“The final rule provides substantial benefits to the public by protecting businesses from losing sales to dishonest competitors and protecting purchasers seeking to purchase American-made goods,” said Commissioner Chopra. “More broadly, this long-overdue rule is an important reminder that the Commission must do more to use the authorities explicitly authorized by Congress to protect market participants from fraud and abuse.”
In 1994, after the North American Free Trade Agreement took effect, Congress enacted legislation authorizing the FTC to seek penalties and other relief for Made in USA fraud, but only after the Commission issued a rule. However, there had long been a bipartisan consensus at the FTC that Made in USA fraud should not be penalized. The final Made in USA Labeling Rule changes course on the Commission’s longtime approach.
The rule does not impose any new requirements on businesses. Instead, it codifies the FTC’s longstanding enforcement policy statement regarding U.S.-origin claims. By codifying this guidance into a formal rule, the Commission can increase deterrence of Made in USA fraud and seek restitution for victims.
The Commission issued a notice of proposed rulemaking for this rule in June 2020. The Commission received more than 700 comments on the proposed rule, most of which either were supportive, or sought changes that were not legally permissible. The final rule adds a provision allowing marketers to seek exemptions if they have evidence showing their unqualified Made-in-USA claims are not deceptive. .
The Made in USA Labeling Rule, which will be published in the Federal Register, incorporates guidance set forth in the Commission’s previous Decisions and Orders and its 1997 Enforcement Policy Statement on U.S. Origin Claims.

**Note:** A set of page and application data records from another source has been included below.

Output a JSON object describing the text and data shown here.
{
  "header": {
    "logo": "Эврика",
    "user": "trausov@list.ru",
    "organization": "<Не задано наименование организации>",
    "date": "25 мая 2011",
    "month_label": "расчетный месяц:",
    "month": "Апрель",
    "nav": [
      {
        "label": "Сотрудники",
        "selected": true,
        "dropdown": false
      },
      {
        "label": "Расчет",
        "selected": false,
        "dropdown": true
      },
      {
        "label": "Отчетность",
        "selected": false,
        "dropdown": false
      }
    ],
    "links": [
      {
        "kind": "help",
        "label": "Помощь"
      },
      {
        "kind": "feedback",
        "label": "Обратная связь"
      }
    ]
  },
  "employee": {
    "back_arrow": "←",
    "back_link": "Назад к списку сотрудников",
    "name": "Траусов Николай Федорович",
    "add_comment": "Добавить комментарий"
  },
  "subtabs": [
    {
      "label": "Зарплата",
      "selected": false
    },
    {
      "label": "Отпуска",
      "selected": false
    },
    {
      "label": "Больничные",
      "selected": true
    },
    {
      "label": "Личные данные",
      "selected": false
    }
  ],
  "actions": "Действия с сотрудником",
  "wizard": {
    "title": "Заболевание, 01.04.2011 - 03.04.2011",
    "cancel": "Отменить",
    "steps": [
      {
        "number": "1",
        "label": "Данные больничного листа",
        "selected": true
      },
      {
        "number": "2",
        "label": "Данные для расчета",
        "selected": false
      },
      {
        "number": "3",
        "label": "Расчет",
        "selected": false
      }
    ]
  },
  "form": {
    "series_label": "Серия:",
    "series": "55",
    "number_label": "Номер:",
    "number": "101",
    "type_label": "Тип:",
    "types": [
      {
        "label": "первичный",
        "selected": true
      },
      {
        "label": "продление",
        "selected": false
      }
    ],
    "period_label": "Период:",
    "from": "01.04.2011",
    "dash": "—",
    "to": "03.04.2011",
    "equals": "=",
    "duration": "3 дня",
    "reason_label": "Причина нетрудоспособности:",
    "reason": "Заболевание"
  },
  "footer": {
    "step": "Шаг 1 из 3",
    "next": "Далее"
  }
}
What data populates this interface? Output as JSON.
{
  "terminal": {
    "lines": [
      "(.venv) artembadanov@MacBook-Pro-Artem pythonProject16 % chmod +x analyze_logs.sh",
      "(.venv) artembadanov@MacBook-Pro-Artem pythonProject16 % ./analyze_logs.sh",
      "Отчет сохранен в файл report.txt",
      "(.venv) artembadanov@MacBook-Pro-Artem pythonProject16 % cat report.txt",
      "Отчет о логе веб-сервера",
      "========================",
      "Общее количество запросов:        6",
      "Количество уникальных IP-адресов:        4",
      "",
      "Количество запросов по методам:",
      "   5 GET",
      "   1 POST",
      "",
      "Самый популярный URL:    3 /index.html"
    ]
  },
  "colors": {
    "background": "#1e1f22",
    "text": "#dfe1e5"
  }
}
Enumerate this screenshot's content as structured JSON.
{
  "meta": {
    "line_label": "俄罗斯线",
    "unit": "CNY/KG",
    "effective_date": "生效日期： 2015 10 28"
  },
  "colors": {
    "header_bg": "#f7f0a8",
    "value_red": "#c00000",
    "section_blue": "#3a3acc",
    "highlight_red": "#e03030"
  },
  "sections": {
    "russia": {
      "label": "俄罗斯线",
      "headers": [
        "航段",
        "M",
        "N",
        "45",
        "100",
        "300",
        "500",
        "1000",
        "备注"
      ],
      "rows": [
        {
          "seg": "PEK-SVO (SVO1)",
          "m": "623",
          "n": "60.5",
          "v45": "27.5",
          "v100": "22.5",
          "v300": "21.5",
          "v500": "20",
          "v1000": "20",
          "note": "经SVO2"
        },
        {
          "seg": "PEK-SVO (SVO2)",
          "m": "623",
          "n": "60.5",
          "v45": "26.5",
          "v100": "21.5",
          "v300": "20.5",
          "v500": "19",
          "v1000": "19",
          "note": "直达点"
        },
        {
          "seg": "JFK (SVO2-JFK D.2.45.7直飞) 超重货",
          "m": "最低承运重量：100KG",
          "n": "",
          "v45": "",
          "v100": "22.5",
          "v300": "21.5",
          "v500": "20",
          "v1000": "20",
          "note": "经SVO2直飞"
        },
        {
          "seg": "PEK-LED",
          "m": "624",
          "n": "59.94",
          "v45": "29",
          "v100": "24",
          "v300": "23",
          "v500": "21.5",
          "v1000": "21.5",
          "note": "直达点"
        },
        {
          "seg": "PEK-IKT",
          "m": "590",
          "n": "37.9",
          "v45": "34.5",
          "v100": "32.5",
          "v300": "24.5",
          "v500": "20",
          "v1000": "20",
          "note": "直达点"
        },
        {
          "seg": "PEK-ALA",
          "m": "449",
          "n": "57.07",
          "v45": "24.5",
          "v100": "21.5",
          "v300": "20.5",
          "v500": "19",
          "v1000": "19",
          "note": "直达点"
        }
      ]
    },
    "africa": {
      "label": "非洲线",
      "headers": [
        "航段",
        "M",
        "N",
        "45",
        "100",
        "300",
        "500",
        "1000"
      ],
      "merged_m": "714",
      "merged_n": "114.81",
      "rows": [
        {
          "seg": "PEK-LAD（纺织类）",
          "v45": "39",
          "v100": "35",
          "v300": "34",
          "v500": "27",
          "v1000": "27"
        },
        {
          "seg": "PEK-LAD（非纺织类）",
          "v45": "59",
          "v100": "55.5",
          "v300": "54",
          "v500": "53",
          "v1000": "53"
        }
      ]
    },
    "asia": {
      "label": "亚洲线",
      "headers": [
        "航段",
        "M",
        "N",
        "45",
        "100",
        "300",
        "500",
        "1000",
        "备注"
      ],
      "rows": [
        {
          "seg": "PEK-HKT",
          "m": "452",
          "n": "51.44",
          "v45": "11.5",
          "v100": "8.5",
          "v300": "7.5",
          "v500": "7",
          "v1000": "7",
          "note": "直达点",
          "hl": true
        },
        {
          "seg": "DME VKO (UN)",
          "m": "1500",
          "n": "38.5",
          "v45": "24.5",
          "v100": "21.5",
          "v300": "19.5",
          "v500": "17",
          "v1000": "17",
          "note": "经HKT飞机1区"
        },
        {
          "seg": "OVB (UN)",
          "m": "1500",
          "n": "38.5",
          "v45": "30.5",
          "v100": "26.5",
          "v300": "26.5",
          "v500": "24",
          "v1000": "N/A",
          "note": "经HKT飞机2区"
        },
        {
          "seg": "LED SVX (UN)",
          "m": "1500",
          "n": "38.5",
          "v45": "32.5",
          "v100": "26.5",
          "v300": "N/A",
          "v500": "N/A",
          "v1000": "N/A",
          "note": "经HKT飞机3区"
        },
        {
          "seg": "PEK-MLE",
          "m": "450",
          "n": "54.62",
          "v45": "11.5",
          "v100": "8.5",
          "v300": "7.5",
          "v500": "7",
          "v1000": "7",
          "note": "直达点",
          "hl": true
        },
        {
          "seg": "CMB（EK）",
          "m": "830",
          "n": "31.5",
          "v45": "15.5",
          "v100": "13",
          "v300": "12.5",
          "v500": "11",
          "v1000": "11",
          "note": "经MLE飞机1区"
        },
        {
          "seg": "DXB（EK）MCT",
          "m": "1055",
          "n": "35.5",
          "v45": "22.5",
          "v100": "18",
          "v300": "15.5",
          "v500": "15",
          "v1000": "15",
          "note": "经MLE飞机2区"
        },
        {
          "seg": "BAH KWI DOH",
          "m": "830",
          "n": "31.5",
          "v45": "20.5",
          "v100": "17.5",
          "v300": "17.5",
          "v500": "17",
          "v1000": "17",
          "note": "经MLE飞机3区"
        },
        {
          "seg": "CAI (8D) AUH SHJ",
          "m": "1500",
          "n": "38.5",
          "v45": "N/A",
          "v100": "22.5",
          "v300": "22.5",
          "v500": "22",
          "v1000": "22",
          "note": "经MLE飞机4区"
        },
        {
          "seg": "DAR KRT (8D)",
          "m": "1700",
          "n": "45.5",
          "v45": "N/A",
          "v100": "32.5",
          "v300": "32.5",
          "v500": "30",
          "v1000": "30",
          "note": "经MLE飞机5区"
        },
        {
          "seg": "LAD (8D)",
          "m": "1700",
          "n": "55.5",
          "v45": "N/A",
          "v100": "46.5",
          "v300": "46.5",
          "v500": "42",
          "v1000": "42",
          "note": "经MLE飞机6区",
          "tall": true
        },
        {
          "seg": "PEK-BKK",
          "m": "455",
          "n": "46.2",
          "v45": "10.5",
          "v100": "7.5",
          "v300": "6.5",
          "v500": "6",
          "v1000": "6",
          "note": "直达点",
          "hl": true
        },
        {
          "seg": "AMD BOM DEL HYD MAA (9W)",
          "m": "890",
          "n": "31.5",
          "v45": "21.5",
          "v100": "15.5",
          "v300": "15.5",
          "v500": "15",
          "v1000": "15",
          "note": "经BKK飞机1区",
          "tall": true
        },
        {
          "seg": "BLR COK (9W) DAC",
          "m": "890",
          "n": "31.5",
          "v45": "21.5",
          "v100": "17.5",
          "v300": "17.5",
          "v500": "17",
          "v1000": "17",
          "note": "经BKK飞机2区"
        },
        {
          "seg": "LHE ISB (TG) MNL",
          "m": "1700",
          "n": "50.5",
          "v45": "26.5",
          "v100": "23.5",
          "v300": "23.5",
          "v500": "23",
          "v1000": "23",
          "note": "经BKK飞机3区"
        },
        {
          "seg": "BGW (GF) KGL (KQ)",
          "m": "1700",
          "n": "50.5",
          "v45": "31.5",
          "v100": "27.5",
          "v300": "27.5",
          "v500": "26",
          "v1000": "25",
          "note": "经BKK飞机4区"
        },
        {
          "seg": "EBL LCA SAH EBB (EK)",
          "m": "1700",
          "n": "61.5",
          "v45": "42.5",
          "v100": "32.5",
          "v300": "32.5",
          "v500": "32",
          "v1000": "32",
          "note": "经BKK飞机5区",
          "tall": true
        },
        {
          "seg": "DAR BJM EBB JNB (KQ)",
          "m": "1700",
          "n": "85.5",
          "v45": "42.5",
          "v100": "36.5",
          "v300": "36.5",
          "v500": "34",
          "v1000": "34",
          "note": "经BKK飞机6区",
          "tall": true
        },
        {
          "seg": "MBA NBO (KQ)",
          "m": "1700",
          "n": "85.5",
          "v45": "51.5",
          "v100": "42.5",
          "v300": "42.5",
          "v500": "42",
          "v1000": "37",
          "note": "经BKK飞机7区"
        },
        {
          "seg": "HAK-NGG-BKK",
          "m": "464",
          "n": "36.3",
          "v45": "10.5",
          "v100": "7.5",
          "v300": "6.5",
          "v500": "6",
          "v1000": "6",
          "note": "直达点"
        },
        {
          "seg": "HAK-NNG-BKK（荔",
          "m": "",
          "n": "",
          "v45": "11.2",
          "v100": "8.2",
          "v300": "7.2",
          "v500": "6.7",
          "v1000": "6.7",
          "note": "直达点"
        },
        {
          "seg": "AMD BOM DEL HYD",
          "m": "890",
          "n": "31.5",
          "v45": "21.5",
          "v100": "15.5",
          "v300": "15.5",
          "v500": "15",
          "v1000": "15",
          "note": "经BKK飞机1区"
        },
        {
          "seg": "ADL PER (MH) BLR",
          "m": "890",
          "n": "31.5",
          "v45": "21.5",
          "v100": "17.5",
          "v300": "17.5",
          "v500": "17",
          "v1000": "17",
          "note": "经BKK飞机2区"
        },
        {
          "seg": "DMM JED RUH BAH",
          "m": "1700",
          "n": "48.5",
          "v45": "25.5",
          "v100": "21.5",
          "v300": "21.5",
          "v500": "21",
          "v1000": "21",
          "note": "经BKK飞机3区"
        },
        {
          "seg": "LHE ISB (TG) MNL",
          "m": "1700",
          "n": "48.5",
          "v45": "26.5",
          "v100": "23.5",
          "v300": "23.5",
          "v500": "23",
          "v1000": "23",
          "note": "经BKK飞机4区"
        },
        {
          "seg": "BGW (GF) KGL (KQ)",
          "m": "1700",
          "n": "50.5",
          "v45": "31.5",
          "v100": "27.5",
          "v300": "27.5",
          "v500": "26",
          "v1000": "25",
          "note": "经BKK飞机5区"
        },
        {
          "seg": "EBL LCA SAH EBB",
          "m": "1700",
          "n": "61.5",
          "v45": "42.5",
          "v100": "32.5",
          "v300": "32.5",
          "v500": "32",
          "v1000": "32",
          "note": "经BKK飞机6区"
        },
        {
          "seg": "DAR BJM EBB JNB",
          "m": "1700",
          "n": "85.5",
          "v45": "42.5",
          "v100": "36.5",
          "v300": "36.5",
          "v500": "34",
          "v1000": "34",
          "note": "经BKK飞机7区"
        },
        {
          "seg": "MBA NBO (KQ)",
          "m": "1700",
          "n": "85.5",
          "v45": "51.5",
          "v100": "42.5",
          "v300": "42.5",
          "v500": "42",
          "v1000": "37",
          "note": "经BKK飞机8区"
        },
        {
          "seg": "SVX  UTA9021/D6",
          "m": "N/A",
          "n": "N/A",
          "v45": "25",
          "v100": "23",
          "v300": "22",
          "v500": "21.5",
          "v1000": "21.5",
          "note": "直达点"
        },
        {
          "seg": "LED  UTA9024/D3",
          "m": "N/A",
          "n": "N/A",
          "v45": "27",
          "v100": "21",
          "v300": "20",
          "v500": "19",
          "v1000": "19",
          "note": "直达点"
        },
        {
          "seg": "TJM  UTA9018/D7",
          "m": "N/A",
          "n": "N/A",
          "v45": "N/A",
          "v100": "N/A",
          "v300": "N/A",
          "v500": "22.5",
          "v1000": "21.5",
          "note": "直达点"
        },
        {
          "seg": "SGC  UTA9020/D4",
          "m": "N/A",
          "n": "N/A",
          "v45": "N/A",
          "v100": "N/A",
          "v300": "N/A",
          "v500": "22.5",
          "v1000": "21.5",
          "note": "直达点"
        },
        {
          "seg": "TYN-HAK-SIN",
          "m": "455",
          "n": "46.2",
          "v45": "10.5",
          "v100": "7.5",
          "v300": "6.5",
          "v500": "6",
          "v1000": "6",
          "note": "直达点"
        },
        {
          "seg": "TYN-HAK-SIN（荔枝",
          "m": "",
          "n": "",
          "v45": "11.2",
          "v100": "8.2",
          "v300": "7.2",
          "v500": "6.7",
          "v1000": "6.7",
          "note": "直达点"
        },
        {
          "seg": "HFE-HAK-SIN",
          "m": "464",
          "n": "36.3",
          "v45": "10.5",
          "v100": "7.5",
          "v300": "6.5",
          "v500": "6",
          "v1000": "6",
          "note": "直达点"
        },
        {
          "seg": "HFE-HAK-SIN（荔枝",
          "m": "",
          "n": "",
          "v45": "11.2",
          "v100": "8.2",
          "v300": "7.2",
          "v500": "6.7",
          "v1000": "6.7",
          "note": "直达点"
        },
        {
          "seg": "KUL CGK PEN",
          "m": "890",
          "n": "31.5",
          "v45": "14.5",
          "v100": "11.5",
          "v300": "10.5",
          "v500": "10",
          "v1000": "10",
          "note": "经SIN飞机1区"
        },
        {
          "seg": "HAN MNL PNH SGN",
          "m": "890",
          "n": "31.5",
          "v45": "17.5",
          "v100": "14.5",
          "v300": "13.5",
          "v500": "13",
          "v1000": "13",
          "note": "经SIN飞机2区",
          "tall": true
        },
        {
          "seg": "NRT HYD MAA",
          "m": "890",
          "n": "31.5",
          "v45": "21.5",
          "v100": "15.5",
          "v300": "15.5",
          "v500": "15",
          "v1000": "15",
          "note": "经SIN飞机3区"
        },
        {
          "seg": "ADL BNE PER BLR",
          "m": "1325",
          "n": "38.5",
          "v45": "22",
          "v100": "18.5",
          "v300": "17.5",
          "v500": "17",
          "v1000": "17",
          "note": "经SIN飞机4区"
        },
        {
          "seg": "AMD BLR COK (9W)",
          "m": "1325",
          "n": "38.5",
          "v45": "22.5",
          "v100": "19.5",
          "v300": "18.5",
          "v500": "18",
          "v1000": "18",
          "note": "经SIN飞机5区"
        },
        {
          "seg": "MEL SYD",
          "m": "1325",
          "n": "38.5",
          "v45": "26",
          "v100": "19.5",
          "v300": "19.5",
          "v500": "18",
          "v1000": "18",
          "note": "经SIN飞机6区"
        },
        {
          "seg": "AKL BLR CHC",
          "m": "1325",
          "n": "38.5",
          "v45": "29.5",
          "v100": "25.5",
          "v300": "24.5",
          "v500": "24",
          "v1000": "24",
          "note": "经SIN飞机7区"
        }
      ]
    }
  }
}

Consistent with this guidance, the rule will prohibit marketers from including unqualified Made in USA claims on labels unless: 1) final assembly or processing of the product occurs in the United States; 2) all significant processing that goes into the product occurs in the United States; and 3) all or virtually all ingredients or components of the product are made and sourced in the United States.
The rule applies to labeling claims. The FTC has outlined a definition of “label” consistent with the Commission’s expertise on labeling. While the Commission declined to adopt a definition that includes a list of specific examples, such as restaurant menus, the definition of label does extend beyond labels that are physically affixed to a product. As described in the rule, other depictions of labels are also covered; in some circumstances, labels appearing online may also be subject to the rule. Whether and how the FTC will attempt to extend the rule to cover advertising more broadly remains to be seen.
Commissioner and FTC attorney Christine Wilson issued a dissenting statement. “I support the FTC’s prosecution of MUSA fraud and supported its consideration of a rule that addresses deceptive MUSA claims on labels, consistent with the authority granted to the FTC by Congress in Section 45a. The Rule announced today, however, exceeds that authority … The Commission nonetheless has chosen to promulgate a rule that could be read to cover all advertising, not just labeling.”
The FTC will continue to bring enforcement action against marketers that make deceptive U.S.-origin claims falling outside the rule under Section 5 of the Federal Trade Commission Act. The FTC is authorized to seek penalties for violations of the rule. It does not supersede, alter, or affect any other federal statute or regulation relating to country-of-origin labels.
The rule will become effective thirty days following publication in the Federal Register.